And then we’d die with joy,
One day upon our own dear land
Like this of Fontenoy.
“Battle of Fontenoy” is reprinted from Historic Poems and Ballads. Ed. Rupert S. Holland. Philadelphia: George W. Jacobs & Co., 1912.
An image from summer 2021 with St. John’s surrounded by scaffolding.
My Trip to Kildare
Kildare Town Square in August 2021. Lots of accommodation for outdoor dining in the spacious town centre area.
It was Heritage Week so reminders of Kildare’s heritage were everywhere; St. Bridget, horses and horse racing. There were a few sheep too from the nearby Curragh.
The bunting outside the turf accountants was jockeys’ silks.
A Wedding and some US Visitors
My niece got married. Covid made much of the planning a nightmare but it was all “alright on the night”.
I was wondering what token to buy for the U.S. branch of the family who were travelling for the occasion. I wanted something small, light, useful and easy to pack but something also that says Ireland. What better than Listowel native Anna Guerin’s Sock Coop’s beautiful socks. I bought them online and they were delivered in 2 days.
They were a big hit!
I know this for a fact
In October 1963, 90 men who worked in Dunlops in Cork were suspended. They took time off without permission to watch a soccer match on TV.
The match that nearly cost them their jobs was England versus The Rest of the World. (Source The Irish Examiner)
Ireland’s Great Hunger Museum in Connecticut, closed for over a year due to COVID-19, will not reopen, owner Quinnipiac University says. The museum is said to hold the world’s largest collection of historic and contemporary Irish famine-related art works. The pandemic has further eroded the museum’s poor financial footing, which surfaced in 2019.

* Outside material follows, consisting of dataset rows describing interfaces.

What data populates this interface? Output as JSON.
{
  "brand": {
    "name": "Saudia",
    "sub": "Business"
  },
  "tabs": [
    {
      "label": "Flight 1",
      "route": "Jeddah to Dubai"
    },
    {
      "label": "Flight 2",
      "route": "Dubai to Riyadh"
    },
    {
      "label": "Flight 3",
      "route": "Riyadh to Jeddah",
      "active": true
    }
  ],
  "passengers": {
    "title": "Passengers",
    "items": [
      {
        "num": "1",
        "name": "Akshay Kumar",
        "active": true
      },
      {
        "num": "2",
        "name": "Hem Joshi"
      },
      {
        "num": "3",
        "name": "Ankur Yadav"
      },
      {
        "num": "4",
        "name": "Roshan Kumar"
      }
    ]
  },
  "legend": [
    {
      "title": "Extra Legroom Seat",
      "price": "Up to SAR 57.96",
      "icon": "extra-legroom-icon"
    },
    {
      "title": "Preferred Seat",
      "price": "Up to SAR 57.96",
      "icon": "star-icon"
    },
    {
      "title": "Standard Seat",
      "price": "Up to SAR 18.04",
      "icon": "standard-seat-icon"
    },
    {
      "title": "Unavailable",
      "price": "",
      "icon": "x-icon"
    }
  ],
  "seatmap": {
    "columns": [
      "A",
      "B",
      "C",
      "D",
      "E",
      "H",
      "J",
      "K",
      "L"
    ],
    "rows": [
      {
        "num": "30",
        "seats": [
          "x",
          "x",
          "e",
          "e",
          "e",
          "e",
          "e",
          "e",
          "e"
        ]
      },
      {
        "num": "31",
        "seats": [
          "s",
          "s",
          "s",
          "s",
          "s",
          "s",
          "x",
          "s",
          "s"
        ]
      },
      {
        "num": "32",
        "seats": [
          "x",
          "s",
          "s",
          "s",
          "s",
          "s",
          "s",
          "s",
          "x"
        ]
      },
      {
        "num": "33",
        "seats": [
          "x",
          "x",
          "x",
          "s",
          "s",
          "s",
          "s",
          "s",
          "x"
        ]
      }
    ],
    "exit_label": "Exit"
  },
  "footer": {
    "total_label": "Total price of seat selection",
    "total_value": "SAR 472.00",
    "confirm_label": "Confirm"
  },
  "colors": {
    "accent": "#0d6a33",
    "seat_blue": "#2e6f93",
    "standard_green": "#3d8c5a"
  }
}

“The university is in active conversations with potential partners with the goal of placing the collection on display at an organization that will increase access to national and international audiences,” Associate Vice President for Public Relations John Morgan wrote in an early August statement.

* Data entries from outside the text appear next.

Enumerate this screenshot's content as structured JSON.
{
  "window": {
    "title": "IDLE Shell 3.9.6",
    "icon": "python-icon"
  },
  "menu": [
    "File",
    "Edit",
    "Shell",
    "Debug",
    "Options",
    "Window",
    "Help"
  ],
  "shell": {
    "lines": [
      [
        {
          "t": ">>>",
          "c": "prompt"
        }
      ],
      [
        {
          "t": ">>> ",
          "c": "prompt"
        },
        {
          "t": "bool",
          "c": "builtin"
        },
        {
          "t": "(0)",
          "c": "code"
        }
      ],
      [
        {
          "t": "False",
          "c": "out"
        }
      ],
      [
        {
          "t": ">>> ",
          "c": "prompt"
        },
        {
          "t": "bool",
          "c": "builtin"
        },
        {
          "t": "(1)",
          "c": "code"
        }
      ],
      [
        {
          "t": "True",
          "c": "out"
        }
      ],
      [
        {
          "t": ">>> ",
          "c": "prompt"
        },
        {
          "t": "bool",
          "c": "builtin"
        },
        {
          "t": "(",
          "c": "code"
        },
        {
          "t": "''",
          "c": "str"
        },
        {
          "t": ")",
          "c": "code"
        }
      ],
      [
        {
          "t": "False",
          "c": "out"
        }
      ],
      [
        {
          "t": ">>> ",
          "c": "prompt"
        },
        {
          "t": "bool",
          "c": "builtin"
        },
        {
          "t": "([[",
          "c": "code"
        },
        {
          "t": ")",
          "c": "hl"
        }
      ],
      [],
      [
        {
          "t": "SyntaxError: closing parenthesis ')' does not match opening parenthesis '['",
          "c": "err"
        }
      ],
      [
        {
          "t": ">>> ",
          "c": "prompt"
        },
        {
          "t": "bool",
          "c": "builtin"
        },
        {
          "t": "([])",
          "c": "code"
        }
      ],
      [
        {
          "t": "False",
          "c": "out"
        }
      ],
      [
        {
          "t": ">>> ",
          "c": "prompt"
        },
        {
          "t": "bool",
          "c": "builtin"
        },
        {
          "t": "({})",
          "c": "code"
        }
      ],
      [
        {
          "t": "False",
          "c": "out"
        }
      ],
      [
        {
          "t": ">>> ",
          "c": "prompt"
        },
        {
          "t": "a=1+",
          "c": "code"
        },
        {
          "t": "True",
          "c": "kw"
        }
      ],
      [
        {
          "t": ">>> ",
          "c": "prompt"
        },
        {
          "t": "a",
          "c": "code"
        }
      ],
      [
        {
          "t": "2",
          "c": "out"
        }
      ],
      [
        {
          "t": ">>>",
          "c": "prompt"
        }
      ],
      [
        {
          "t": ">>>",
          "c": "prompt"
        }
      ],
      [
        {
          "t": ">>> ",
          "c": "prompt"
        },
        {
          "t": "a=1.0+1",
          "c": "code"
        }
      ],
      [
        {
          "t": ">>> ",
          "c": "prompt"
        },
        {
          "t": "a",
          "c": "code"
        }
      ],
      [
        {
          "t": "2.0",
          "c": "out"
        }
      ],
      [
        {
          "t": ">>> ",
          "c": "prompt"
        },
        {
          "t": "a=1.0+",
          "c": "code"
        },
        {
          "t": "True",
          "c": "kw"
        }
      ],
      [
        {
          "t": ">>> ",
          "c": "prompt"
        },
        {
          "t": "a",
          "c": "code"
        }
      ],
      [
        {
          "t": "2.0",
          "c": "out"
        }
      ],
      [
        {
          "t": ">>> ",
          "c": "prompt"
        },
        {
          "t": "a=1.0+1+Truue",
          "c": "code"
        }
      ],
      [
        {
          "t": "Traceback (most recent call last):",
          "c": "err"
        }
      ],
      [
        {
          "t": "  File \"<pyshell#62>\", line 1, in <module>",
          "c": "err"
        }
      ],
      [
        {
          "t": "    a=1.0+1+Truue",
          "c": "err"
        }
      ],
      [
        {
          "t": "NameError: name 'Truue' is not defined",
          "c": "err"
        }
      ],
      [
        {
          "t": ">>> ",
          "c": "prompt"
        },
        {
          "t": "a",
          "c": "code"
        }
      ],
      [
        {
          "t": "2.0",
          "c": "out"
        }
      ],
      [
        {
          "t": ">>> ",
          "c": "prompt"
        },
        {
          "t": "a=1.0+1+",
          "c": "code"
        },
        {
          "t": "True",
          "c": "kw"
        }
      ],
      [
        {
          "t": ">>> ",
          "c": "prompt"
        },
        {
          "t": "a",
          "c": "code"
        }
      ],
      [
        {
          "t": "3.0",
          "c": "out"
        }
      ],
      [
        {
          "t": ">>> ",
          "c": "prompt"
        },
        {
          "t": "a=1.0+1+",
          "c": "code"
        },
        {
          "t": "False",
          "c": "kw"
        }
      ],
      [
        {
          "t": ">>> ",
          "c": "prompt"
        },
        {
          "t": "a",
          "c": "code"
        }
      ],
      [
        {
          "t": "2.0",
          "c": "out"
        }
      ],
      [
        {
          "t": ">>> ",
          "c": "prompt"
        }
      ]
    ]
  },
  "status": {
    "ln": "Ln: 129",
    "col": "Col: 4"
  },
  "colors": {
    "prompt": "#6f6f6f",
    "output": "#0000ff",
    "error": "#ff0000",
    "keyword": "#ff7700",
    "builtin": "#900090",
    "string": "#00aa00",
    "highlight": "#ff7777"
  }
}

The museum opened in 2012. The 175th anniversary of “Black ’47”, the worst year of the famine, is next year.
Ireland’s Great Hunger Institute, founded and directed by history professor Christine Kinealy, remains open, as does the special collection of famine-related books, journals, and documents at the Arnold Bernhard Library on the Mount Carmel Campus, Morgan said.
I visited the library and museum in March 2013. I hope this impressive collection finds a good home.
This old Gresham Menu has gone viral on Facebook. In 1972 eating in a restaurant was a big treat, not an everyday thing. I don’t know why I believed that it was horrendously expensive!
Eamon ÓMurchú has sent us photographs of two beautiful bookmarks, the work of Bryan MacMahon, poet and Michael O’Connor, artist.
A Problem Solved
(with the help of a good teacher)
Do you remember a while back I complained that my blogposts were showing up minus the sidebar and footers in tablets and phones. I blamed WordPress.
A bad tradesman blames his tools.
Jim Ryan, formerly of this parish and follower of Listowel Connection, came to my aid and gave me the Ladybird version of how to solve my problem. In solving that problem Jim has also solved another issue that has been bugging me (and probably my followers, although they don’t complain). When I post a “memory” on Facebook, the link takes you, not to the post in question, but to the most recent post. This “problem” has been with me for the whole ten years of my blogging life. Now, thanks to Jim, I’ve solved it.
Sean Walsh of Killelton Ballylongford with Noel Doyle at Carrigafoyle
St. Batt’s Well
I visited the holy well in Coolard on Sunday last. It is a haven of peace and quiet and birdsong.
This is the well. While it is dedicated to St. Batt. Much of the symbolism and the devotional rounds are more reminiscent of a marian shrine.
It is traditional to leave tokens attached to the bushes to symbolise the petitions being prayed for at the well.
It is significant that this year along with rosary beads, flowers, holy pictures and statues there are face masks hanging from the branches.